It's time for Made of Win Monday, where I feature simple things that rock.
I love to eat and consider myself a bit of a foodie, so one of my favorite things to do is go out to eat at a restaurant. But much of the time, the most obvious choices are the big name corporate restaurants that are ubiquitous in every decent sized city in America. And sure, the food at many of those places can be good--in that generic, this-taste-the-same-at-all-300-of-our-locations kind of way. But it also is usually kind of...soulless.
I grew up in New Orleans, arguably one of the best food cities in the country. And I can tell you that the tastiest eats in town are always at the dives. You walk in and the place looks like it hasn't been updated in three decades. On the tables, rolls of paper towels and two kinds of hot sauce (Crystal and Tabasco) and not much else. The people? They'll call you baby or cher (pronounced "sha" for you non-Cajuns) and treat you like you're long lost family. Then they'll serve you food so good, it'll knock you right off that picnic bench they're using for chairs. It's amazing.
Want the best shrimp po-boy in New Orleans? You can find it at Danny and Clyde's which is...a gas station. Yep. Get your tank and belly filled at the same time. Oh, and the shrimp are fresh from the Gulf and that French bread is fresh baked. Cost? 4.99 I still dream of those sandwiches. Texas, I love you for your Mexican food, but damn you don't know what to do with shrimp.
And though New Orleans is always doing its own thing, every city around the world has its own gems. Those little hole in the wall restaurants that serve real food made from recipes handed down through generations. No pretensions. No apologies. Just damn good food.

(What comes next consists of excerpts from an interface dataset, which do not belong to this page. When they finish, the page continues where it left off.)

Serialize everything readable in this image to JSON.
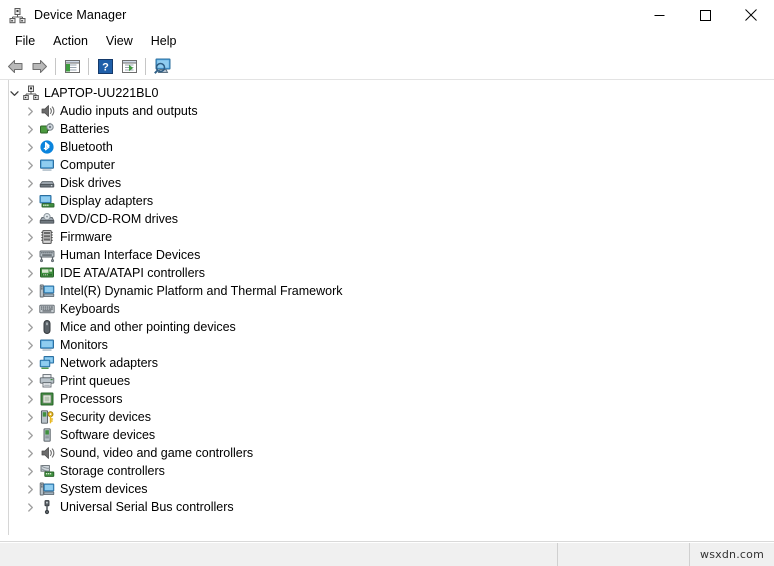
{
  "window": {
    "title": "Device Manager",
    "icon": "device-manager-icon",
    "controls": {
      "minimize": "minimize-icon",
      "maximize": "maximize-icon",
      "close": "close-icon"
    }
  },
  "menubar": {
    "items": [
      {
        "label": "File",
        "name": "menu-file"
      },
      {
        "label": "Action",
        "name": "menu-action"
      },
      {
        "label": "View",
        "name": "menu-view"
      },
      {
        "label": "Help",
        "name": "menu-help"
      }
    ]
  },
  "toolbar": {
    "buttons": [
      {
        "name": "back-button",
        "icon": "back-arrow-icon"
      },
      {
        "name": "forward-button",
        "icon": "forward-arrow-icon"
      },
      {
        "name": "show-hide-console-tree-button",
        "icon": "console-tree-icon"
      },
      {
        "name": "help-button",
        "icon": "question-mark-icon"
      },
      {
        "name": "properties-button",
        "icon": "properties-window-icon"
      },
      {
        "name": "scan-for-hardware-changes-button",
        "icon": "scan-hardware-icon"
      }
    ]
  },
  "tree": {
    "root": {
      "label": "LAPTOP-UU221BL0",
      "icon": "computer-node-icon",
      "expanded": true,
      "twisty": "chevron-down-icon"
    },
    "nodes": [
      {
        "label": "Audio inputs and outputs",
        "icon": "speaker-icon"
      },
      {
        "label": "Batteries",
        "icon": "battery-icon"
      },
      {
        "label": "Bluetooth",
        "icon": "bluetooth-icon"
      },
      {
        "label": "Computer",
        "icon": "monitor-icon"
      },
      {
        "label": "Disk drives",
        "icon": "disk-drive-icon"
      },
      {
        "label": "Display adapters",
        "icon": "display-adapter-icon"
      },
      {
        "label": "DVD/CD-ROM drives",
        "icon": "optical-drive-icon"
      },
      {
        "label": "Firmware",
        "icon": "firmware-chip-icon"
      },
      {
        "label": "Human Interface Devices",
        "icon": "hid-icon"
      },
      {
        "label": "IDE ATA/ATAPI controllers",
        "icon": "ide-controller-icon"
      },
      {
        "label": "Intel(R) Dynamic Platform and Thermal Framework",
        "icon": "system-device-icon"
      },
      {
        "label": "Keyboards",
        "icon": "keyboard-icon"
      },
      {
        "label": "Mice and other pointing devices",
        "icon": "mouse-icon"
      },
      {
        "label": "Monitors",
        "icon": "monitor-icon"
      },
      {
        "label": "Network adapters",
        "icon": "network-adapter-icon"
      },
      {
        "label": "Print queues",
        "icon": "printer-icon"
      },
      {
        "label": "Processors",
        "icon": "processor-icon"
      },
      {
        "label": "Security devices",
        "icon": "security-device-icon"
      },
      {
        "label": "Software devices",
        "icon": "software-device-icon"
      },
      {
        "label": "Sound, video and game controllers",
        "icon": "speaker-icon"
      },
      {
        "label": "Storage controllers",
        "icon": "storage-controller-icon"
      },
      {
        "label": "System devices",
        "icon": "system-device-icon"
      },
      {
        "label": "Universal Serial Bus controllers",
        "icon": "usb-icon"
      }
    ],
    "collapsed_twisty": "chevron-right-icon"
  },
  "statusbar": {
    "pane1": "",
    "pane2": "",
    "watermark": "wsxdn.com"
  },
  "colors": {
    "accent_blue": "#1a7fd4",
    "bluetooth_blue": "#0a84dd",
    "monitor_blue": "#3f9fe0",
    "green": "#3e9b3e",
    "toolbar_gray": "#8c8c8c",
    "status_bg": "#f0f0f0"
  }
}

Hubs and I found one this weekend in our neck of the woods. This place looked like even its better days had seen better days, but oh my did they have a Chicago-style Italian beef sandwich that made me want to weep. I'm hungry just thinking about it. But it's totally a place you would pass a thousand times and never think to go in. It's in a questionable area (what real estate agents would call a "transitional neighborhood") and is tucked away in the corner where you barely can see a sign. But the people were super nice and the food was awesome.

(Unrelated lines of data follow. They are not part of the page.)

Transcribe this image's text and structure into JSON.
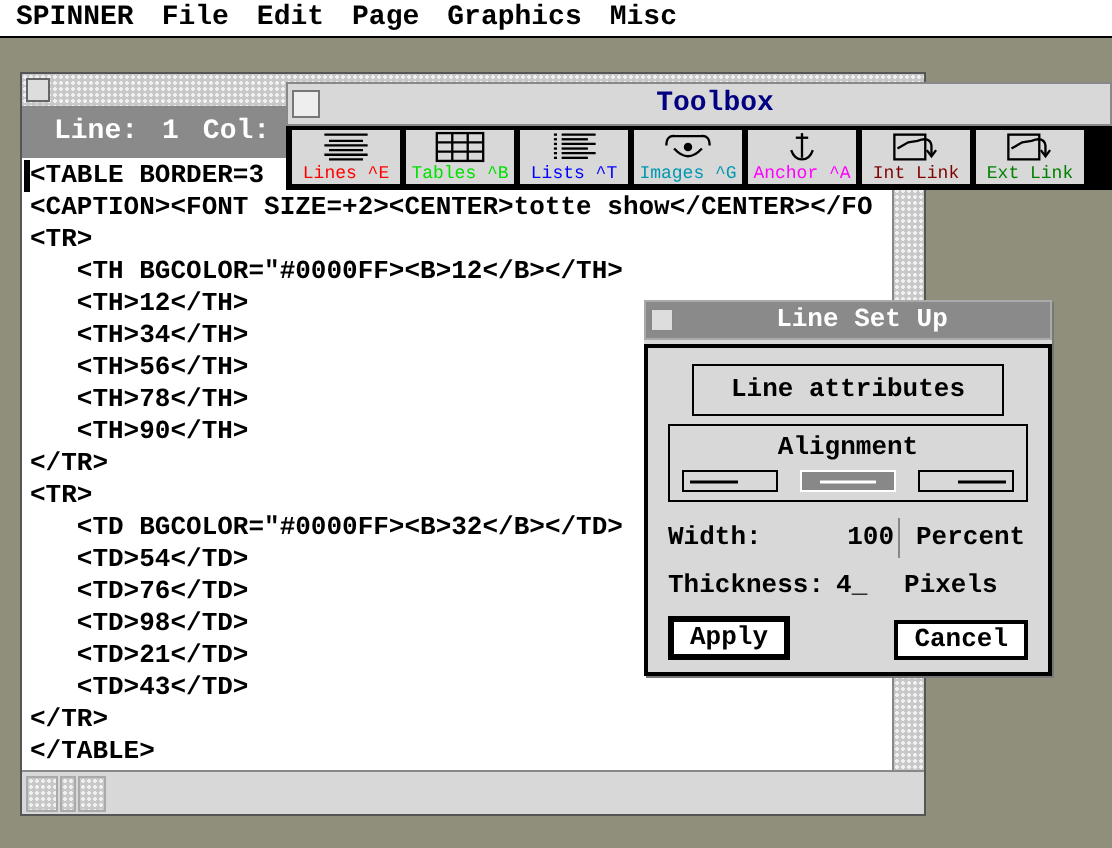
{
  "menu_bar": [
    "SPINNER",
    "File",
    "Edit",
    "Page",
    "Graphics",
    "Misc"
  ],
  "editor": {
    "status": {
      "line_label": "Line:",
      "line": "1",
      "col_label": "Col:"
    },
    "lines": [
      {
        "text": "<TABLE BORDER=3",
        "cursor": true
      },
      {
        "text": "<CAPTION><FONT SIZE=+2><CENTER>totte show</CENTER></FO",
        "cursor": false
      },
      {
        "text": "<TR>",
        "cursor": false
      },
      {
        "text": "   <TH BGCOLOR=\"#0000FF><B>12</B></TH>",
        "cursor": false
      },
      {
        "text": "   <TH>12</TH>",
        "cursor": false
      },
      {
        "text": "   <TH>34</TH>",
        "cursor": false
      },
      {
        "text": "   <TH>56</TH>",
        "cursor": false
      },
      {
        "text": "   <TH>78</TH>",
        "cursor": false
      },
      {
        "text": "   <TH>90</TH>",
        "cursor": false
      },
      {
        "text": "</TR>",
        "cursor": false
      },
      {
        "text": "<TR>",
        "cursor": false
      },
      {
        "text": "   <TD BGCOLOR=\"#0000FF><B>32</B></TD>",
        "cursor": false
      },
      {
        "text": "   <TD>54</TD>",
        "cursor": false
      },
      {
        "text": "   <TD>76</TD>",
        "cursor": false
      },
      {
        "text": "   <TD>98</TD>",
        "cursor": false
      },
      {
        "text": "   <TD>21</TD>",
        "cursor": false
      },
      {
        "text": "   <TD>43</TD>",
        "cursor": false
      },
      {
        "text": "</TR>",
        "cursor": false
      },
      {
        "text": "</TABLE>",
        "cursor": false
      }
    ]
  },
  "toolbox": {
    "title": "Toolbox",
    "tools": [
      {
        "kind": "lines",
        "label": "Lines ^E",
        "color": "#ff0000"
      },
      {
        "kind": "tables",
        "label": "Tables ^B",
        "color": "#00e000"
      },
      {
        "kind": "lists",
        "label": "Lists ^T",
        "color": "#0000ff"
      },
      {
        "kind": "images",
        "label": "Images ^G",
        "color": "#0098b0"
      },
      {
        "kind": "anchor",
        "label": "Anchor ^A",
        "color": "#ff00ff"
      },
      {
        "kind": "intlink",
        "label": "Int Link",
        "color": "#800000"
      },
      {
        "kind": "extlink",
        "label": "Ext Link",
        "color": "#008000"
      }
    ]
  },
  "dialog": {
    "title": "Line Set Up",
    "heading": "Line attributes",
    "alignment": {
      "label": "Alignment",
      "options": [
        {
          "kind": "left",
          "selected": false
        },
        {
          "kind": "center",
          "selected": true
        },
        {
          "kind": "right",
          "selected": false
        }
      ]
    },
    "width": {
      "label": "Width:",
      "value": "100",
      "unit": "Percent"
    },
    "thickness": {
      "label": "Thickness:",
      "value": "4_",
      "unit": "Pixels"
    },
    "buttons": [
      {
        "label": "Apply",
        "default": true
      },
      {
        "label": "Cancel",
        "default": false
      }
    ]
  }
}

So next time you want to go out and eat, try looking past the bright neon signs of the big restaurants and look for the places that have been around a while. If they've been there long enough to look that dive-y, there's probably a reason.

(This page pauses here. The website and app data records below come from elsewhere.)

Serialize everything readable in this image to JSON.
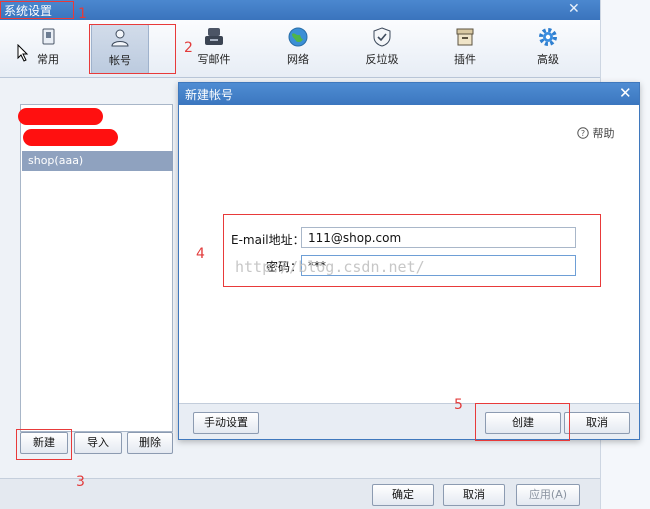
{
  "window": {
    "title": "系统设置",
    "close_glyph": "✕"
  },
  "toolbar": {
    "items": [
      {
        "label": "常用",
        "icon": "device-icon"
      },
      {
        "label": "帐号",
        "icon": "user-icon",
        "selected": true
      },
      {
        "label": "写邮件",
        "icon": "compose-icon"
      },
      {
        "label": "网络",
        "icon": "globe-icon"
      },
      {
        "label": "反垃圾",
        "icon": "shield-icon"
      },
      {
        "label": "插件",
        "icon": "plugin-box-icon"
      },
      {
        "label": "高级",
        "icon": "gear-icon"
      }
    ]
  },
  "accounts": {
    "items": [
      "shop(aaa)"
    ],
    "new_label": "新建",
    "import_label": "导入",
    "delete_label": "删除"
  },
  "footer": {
    "ok_label": "确定",
    "cancel_label": "取消",
    "apply_label": "应用(A)"
  },
  "dialog": {
    "title": "新建帐号",
    "close_glyph": "✕",
    "help_label": "帮助",
    "email_label": "E-mail地址：",
    "email_value": "111@shop.com",
    "password_label": "密码：",
    "password_value": "***",
    "watermark": "http://blog.csdn.net/",
    "manual_label": "手动设置",
    "create_label": "创建",
    "cancel_label": "取消"
  },
  "annotations": [
    "1",
    "2",
    "3",
    "4",
    "5"
  ],
  "colors": {
    "accent": "#3b76bf",
    "annotation": "#e23b3b"
  }
}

So how about you? Do you have any dives in your town that serve five-star food? What's the best thing you ever ate at at dive?
**Also, just FYI, I'm giving away a copy of CRASH INTO YOU today over at the Bandit Creek blog. I'm also talking about my big secret. ;) Would love if you stopped by.**